  22. CARMEN says:

    Hermoso ,buenos valores hacen hijos mejores!
    Corriendo les mostre la historia a mis adolecentes I love it!!

  23. O princípio da caridade. Oferece de graça o que de graça recebeste.

  24. Harveen says:

    “Atithi devo bhava”
    A guest is equivalent to God. That’s what they say in India. Thanks Mr Coelho, for keeping mortals in touch with the basic spirituality of living. One does not need to be a strict follower of any religion but just needs to treat a fellow human with respect and love, to reach God and be a better human being.
    Regards.

  25. caterina says:

    En tiempos donde todo es dinero,,a veces es mas facil pagar con monedas que pagar con el agradecimiento..CL

  26. Dreamcatcher says:

    Guest home, God home we say in Polish

  27. Lesbia Acero says:

    Fantastico! Maravilloso!!!!!!! una gran leccion para la vida……………….

  28. Tenemos que aprender de los Beduinos el código de honor del desierto.
    Preciosa enseñanza Paulo gracias por compartir.

  29. elaine says:

    I shed a tear at the end of this story as I think about what is and has been going on in Gaza, and “honestly” how easily it could be solved if man and his nations would just let the fear go.

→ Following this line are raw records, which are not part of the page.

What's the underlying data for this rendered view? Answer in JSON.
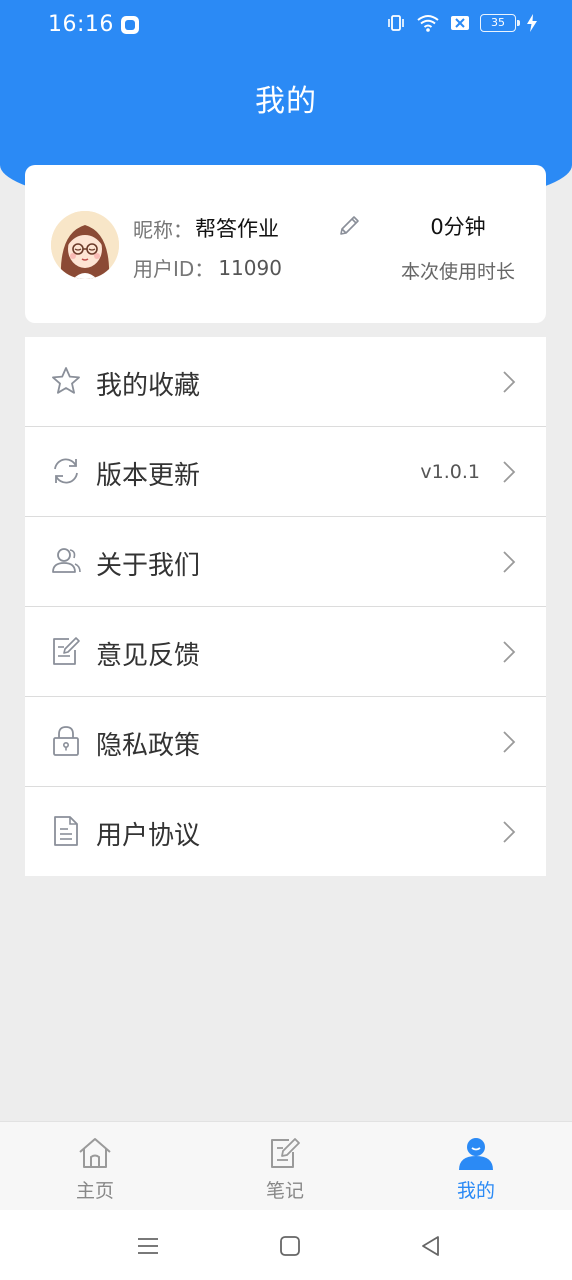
{
  "status_bar": {
    "time": "16:16",
    "battery": "35"
  },
  "header": {
    "title": "我的"
  },
  "profile": {
    "nickname_label": "昵称：",
    "nickname": "帮答作业",
    "user_id_label": "用户ID：",
    "user_id": "11090",
    "usage_value": "0分钟",
    "usage_label": "本次使用时长"
  },
  "menu": {
    "items": [
      {
        "label": "我的收藏",
        "icon": "star-icon",
        "value": ""
      },
      {
        "label": "版本更新",
        "icon": "refresh-icon",
        "value": "v1.0.1"
      },
      {
        "label": "关于我们",
        "icon": "users-icon",
        "value": ""
      },
      {
        "label": "意见反馈",
        "icon": "feedback-icon",
        "value": ""
      },
      {
        "label": "隐私政策",
        "icon": "lock-icon",
        "value": ""
      },
      {
        "label": "用户协议",
        "icon": "document-icon",
        "value": ""
      }
    ]
  },
  "bottom_nav": {
    "items": [
      {
        "label": "主页",
        "icon": "home-icon",
        "active": false
      },
      {
        "label": "笔记",
        "icon": "notes-icon",
        "active": false
      },
      {
        "label": "我的",
        "icon": "profile-icon",
        "active": true
      }
    ]
  },
  "colors": {
    "accent": "#2b8af5",
    "background": "#ededed",
    "icon_gray": "#8a8f99"
  }
}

    I was so pleased today to turn on the local news and see protesters lining along a street in Salt Lake City. They were holding signs and encouraging people to honk their car horns if they were in favor of the peace / aide boats going to Gaza…many horns were being honked. ;-D People around the world might think that people in the USA are totally for the one side, but truth be know — especially in this girl’s heart — there are always three sides to every issue – one side, the other side, and the truth. We care in the USA too. We want world peace too and obviously, excessive force and control is not the answer.

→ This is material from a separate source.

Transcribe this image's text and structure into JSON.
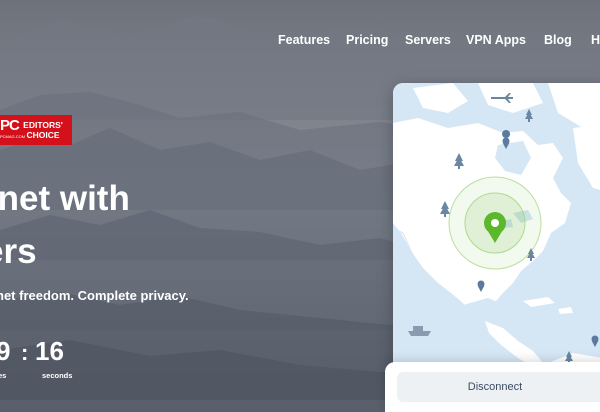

    This lovely songwriter/singer is definitely one of my favorites ;-)

    http://www.youtube.com/results?search_query=cat+stevens+peace+train&aq=3

    Love and peace to you,
    Lainee

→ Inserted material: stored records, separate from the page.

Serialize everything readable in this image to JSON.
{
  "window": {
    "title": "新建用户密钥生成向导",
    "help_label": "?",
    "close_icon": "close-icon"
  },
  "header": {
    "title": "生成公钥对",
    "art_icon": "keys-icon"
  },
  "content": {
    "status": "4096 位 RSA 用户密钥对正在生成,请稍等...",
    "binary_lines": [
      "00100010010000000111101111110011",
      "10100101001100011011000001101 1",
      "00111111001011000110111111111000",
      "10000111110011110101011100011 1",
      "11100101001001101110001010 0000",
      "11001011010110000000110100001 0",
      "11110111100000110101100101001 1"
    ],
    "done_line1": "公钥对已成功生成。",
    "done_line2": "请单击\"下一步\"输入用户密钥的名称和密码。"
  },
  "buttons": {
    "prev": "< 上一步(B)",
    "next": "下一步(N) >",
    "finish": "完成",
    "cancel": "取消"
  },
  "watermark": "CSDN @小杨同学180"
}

  30. JiM says:

    I so love this…

  31. Brilliant! Those that were closest to the Earth have always known the true ways of being one with all…we can all learn from that!
    Modern Western Man has moved away from his roots and forgotten. We need to get back to basics again!
    Thanks Paulo, this is priceless!

  32. Paula says:

    Suas palavras sempre tornam meus dias melhores

  33. Proud to be a bedouin !
    thank you so much for the lovely post . .

  34. Liina says:

    And that Bedouin was fair enough not to accept false harmony and do something about the feeling inside what breaking the code is about.

    There are unsaid things that we sometimes have to try to be sensitive enough (about others) to understand what this is about. And respect each other…

    Bedouin was not wanting money… he wanted the company. :) Not compensation… but love.

    And much more.

    Love,
    L.

  35. Zuli says:

    Paulo amo tus filosofías, muchas gracias =D

  36. Ben Kressel says:

    Seems to me if the Bedouin had really given without expectation, he would not have followed them to teach them a lesson.

  37. Dagmar Lamaletie says:

    Nope, dont get it, but then I am just being honest. In my mind its as if I bring flowers or chocolates to the hostes who invited me for a dinner and thats being flung back at me?

  38. Even today, this wonderful Middle Eastern thinking still exists. I have experienced this in Egypt and am grateful for the opportunity to learn much from this generous culture. Thank you for sharing.

  39. Iva says:

    Thank You!everytime You give me a strenght when I read what you wrote.I wish you a lot of love and happiness. Not reading your books, I would be different person I think. My aunt always says that books can give you experience you never be able to experience by yourself

    1. Pierce says:

      Yes the life is completely different after reading his books!And the concept of omens is deep n mysterious.What you feel about them?

  40. Deepika says:

    Thanks Paul. It was quite insightful as all your other articles and books are. I just loved it.

    1. MARIA says:

      MI BUEN AMIGO PAULO;
      COMO SIEMPRE Y LA SENCILLEZ QUE LE CRACTERIZA , NOS DA UN RELATO LLENO DE MISTERIO, SOLEDADY ESE ENCANTO DEL DESIERTO …CUANDO SE VEN LAS ESTRLLAS TAN SERCA Y QUE SE PUEDEN ATRAPAR CON LA MANO.

      GRACIAS

      MARÍA R